▶ **What you need to do**: Take every line containing "Click" out of the records.

▶ **Data records**:
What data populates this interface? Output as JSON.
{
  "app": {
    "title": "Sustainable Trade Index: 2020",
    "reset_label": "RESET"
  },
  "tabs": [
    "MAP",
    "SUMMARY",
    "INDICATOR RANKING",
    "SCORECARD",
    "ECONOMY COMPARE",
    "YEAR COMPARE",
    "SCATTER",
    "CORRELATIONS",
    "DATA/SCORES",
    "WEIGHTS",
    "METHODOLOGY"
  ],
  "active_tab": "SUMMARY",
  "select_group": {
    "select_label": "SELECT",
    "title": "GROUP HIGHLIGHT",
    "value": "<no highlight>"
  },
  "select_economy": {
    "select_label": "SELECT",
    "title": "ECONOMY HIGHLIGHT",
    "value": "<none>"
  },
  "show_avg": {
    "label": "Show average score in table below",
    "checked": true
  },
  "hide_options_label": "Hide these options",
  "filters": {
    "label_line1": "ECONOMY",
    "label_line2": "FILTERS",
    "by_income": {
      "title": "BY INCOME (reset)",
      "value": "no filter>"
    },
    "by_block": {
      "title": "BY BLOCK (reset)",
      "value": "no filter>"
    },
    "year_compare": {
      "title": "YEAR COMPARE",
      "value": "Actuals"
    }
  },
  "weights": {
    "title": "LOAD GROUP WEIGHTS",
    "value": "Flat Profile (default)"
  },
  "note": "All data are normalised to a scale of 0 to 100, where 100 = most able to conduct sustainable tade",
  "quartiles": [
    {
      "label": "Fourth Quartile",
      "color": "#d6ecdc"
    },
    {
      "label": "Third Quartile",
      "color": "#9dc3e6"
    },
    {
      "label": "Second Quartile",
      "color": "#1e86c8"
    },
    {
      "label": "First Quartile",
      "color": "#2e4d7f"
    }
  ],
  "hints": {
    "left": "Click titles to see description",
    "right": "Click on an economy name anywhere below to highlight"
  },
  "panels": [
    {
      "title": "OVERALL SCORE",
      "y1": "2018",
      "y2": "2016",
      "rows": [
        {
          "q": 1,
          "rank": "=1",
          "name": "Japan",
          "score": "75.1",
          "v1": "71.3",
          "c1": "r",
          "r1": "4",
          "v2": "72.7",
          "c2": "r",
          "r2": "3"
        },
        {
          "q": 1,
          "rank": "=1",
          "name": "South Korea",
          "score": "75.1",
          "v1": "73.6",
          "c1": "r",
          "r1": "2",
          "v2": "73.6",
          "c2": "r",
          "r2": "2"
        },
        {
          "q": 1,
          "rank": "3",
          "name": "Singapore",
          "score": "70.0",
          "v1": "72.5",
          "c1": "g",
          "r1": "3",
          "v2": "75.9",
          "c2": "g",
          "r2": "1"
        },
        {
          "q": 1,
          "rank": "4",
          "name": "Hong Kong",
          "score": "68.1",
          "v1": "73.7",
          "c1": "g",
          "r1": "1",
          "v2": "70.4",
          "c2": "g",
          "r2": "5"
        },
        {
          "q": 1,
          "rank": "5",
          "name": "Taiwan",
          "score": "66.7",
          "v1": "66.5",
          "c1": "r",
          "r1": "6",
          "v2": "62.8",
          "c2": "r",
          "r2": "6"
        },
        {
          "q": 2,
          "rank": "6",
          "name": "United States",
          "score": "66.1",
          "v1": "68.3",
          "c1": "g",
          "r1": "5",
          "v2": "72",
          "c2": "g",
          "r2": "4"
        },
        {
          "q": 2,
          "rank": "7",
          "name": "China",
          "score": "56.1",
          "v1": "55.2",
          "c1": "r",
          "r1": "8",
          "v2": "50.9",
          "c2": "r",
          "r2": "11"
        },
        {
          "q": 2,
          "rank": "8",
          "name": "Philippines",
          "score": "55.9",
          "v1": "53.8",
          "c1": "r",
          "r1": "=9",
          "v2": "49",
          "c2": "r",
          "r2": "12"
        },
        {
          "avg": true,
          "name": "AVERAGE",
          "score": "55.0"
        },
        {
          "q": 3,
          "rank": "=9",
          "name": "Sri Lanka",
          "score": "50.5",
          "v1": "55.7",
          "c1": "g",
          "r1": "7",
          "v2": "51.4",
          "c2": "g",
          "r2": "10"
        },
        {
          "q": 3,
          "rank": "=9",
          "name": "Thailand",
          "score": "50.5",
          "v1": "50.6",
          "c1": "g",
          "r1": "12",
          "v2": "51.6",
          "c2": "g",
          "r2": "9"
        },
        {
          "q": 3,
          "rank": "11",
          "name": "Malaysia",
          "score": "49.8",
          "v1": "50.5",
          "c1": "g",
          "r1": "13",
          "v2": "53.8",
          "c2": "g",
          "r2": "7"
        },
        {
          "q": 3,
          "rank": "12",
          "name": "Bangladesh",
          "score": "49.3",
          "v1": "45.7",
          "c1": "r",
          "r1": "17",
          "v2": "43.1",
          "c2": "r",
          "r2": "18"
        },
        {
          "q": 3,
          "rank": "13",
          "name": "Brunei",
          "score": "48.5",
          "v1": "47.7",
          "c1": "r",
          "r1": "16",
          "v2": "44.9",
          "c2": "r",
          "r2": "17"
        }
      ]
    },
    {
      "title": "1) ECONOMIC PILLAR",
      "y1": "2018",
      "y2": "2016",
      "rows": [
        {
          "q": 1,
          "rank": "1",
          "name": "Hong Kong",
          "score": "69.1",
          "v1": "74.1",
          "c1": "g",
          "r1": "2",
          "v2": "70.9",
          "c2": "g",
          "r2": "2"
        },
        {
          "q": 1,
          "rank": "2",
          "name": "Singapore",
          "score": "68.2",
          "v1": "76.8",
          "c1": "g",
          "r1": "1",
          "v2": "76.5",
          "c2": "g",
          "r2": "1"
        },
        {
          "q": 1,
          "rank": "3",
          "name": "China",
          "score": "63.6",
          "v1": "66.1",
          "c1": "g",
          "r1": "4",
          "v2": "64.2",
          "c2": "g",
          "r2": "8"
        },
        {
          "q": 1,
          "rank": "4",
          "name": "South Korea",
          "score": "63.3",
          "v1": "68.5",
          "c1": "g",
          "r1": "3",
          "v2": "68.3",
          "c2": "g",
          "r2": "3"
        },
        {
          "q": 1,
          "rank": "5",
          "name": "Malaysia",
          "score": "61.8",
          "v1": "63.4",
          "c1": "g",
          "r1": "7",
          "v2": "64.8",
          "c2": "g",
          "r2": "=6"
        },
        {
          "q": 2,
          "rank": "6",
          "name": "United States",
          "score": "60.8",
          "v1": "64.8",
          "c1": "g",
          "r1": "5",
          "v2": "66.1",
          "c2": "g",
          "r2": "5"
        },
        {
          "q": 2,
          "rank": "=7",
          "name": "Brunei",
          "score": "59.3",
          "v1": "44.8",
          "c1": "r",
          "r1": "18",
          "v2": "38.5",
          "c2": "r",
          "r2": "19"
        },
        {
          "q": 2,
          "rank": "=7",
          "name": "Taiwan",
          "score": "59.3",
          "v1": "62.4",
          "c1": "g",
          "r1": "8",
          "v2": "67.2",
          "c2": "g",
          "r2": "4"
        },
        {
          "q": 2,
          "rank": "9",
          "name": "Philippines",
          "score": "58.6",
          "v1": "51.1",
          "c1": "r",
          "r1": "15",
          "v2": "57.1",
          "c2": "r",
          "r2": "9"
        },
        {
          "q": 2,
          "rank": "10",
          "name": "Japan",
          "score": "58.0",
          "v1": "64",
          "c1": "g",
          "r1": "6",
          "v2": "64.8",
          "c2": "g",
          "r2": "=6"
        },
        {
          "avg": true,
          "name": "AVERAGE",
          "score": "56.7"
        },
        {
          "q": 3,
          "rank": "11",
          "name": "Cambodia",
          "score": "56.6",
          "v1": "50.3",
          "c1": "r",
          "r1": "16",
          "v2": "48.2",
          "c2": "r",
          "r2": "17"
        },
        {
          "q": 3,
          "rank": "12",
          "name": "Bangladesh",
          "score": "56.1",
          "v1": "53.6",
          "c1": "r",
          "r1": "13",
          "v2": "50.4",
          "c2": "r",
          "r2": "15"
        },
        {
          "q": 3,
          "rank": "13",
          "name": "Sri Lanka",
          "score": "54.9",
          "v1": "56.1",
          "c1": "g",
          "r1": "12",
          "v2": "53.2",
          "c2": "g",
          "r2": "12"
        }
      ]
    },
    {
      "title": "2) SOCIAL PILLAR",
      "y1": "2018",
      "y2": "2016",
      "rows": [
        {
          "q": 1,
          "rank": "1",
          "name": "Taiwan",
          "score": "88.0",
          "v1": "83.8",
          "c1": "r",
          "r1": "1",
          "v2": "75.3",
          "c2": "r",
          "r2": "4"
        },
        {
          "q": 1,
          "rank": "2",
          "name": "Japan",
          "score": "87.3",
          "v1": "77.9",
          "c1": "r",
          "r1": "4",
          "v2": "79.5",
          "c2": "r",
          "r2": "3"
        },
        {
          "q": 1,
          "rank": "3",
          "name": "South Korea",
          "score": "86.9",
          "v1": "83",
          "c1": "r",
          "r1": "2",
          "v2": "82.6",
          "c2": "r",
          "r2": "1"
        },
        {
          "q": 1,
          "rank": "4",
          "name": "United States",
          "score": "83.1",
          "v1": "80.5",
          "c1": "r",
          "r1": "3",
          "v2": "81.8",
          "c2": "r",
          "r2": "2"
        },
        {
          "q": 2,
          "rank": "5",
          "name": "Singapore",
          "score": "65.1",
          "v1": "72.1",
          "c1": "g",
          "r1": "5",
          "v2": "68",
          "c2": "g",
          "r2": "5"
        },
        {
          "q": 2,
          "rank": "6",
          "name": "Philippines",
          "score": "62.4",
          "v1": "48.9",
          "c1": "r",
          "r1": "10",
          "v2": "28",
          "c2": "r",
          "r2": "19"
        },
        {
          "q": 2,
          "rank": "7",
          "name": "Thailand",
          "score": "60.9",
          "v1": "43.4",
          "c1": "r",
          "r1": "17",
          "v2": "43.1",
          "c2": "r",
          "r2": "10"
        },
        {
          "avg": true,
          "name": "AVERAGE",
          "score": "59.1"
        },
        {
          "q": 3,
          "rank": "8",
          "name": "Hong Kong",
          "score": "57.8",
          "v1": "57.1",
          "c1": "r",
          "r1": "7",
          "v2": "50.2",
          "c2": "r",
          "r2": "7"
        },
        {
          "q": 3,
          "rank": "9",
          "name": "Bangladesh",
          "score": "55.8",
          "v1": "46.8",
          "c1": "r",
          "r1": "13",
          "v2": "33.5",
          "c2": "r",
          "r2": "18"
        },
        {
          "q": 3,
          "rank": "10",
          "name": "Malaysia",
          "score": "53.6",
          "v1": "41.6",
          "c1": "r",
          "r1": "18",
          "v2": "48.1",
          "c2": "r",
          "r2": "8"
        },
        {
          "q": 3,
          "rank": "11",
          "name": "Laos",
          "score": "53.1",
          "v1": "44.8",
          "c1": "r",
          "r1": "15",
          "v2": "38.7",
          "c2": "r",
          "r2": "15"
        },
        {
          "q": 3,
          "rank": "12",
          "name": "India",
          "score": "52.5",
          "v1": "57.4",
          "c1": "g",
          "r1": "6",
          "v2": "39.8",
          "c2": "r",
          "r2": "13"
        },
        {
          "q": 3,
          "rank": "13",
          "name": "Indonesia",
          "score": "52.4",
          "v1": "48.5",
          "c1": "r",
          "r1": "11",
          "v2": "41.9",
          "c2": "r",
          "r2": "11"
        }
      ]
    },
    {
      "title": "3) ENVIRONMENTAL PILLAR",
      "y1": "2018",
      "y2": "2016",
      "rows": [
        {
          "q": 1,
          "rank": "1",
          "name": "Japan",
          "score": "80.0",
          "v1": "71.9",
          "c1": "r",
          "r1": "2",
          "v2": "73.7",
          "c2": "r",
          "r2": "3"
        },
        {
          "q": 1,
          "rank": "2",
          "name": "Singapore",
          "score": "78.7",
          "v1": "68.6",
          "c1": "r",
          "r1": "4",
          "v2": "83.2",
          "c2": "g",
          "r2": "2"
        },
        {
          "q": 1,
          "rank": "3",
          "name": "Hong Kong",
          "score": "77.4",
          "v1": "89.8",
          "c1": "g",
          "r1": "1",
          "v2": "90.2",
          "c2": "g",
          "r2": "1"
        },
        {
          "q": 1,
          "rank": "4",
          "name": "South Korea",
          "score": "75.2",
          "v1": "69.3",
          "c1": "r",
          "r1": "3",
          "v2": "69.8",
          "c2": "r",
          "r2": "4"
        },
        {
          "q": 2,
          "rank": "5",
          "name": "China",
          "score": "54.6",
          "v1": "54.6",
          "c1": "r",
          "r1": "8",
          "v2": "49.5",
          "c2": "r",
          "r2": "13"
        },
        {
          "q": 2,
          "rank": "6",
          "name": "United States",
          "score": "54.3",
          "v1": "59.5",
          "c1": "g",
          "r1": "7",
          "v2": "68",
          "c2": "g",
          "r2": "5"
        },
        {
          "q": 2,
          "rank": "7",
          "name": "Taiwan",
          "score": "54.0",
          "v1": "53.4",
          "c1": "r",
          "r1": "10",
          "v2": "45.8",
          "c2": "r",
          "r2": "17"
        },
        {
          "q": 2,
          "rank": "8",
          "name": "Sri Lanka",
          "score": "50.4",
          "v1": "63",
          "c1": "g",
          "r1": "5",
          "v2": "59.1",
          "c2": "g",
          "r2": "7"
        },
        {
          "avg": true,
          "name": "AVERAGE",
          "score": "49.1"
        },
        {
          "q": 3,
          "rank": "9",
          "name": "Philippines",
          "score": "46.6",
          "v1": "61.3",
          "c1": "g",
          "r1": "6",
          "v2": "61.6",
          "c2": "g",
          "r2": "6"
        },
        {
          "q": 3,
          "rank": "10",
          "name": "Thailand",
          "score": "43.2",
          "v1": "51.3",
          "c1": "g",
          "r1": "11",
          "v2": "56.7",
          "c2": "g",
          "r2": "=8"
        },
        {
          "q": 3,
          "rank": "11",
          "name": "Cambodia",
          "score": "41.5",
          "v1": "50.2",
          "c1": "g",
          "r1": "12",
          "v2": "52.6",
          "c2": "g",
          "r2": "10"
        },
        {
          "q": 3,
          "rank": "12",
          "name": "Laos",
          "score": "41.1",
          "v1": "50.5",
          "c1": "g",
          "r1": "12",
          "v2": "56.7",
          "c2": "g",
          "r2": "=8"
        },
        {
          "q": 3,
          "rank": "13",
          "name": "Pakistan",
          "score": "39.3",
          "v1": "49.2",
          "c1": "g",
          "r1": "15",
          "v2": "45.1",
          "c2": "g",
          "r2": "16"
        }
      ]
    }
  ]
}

▶ **Problem solution**:
    "left": "Click titles to see description",
    "right": "Click on an economy name anywhere below to highlight"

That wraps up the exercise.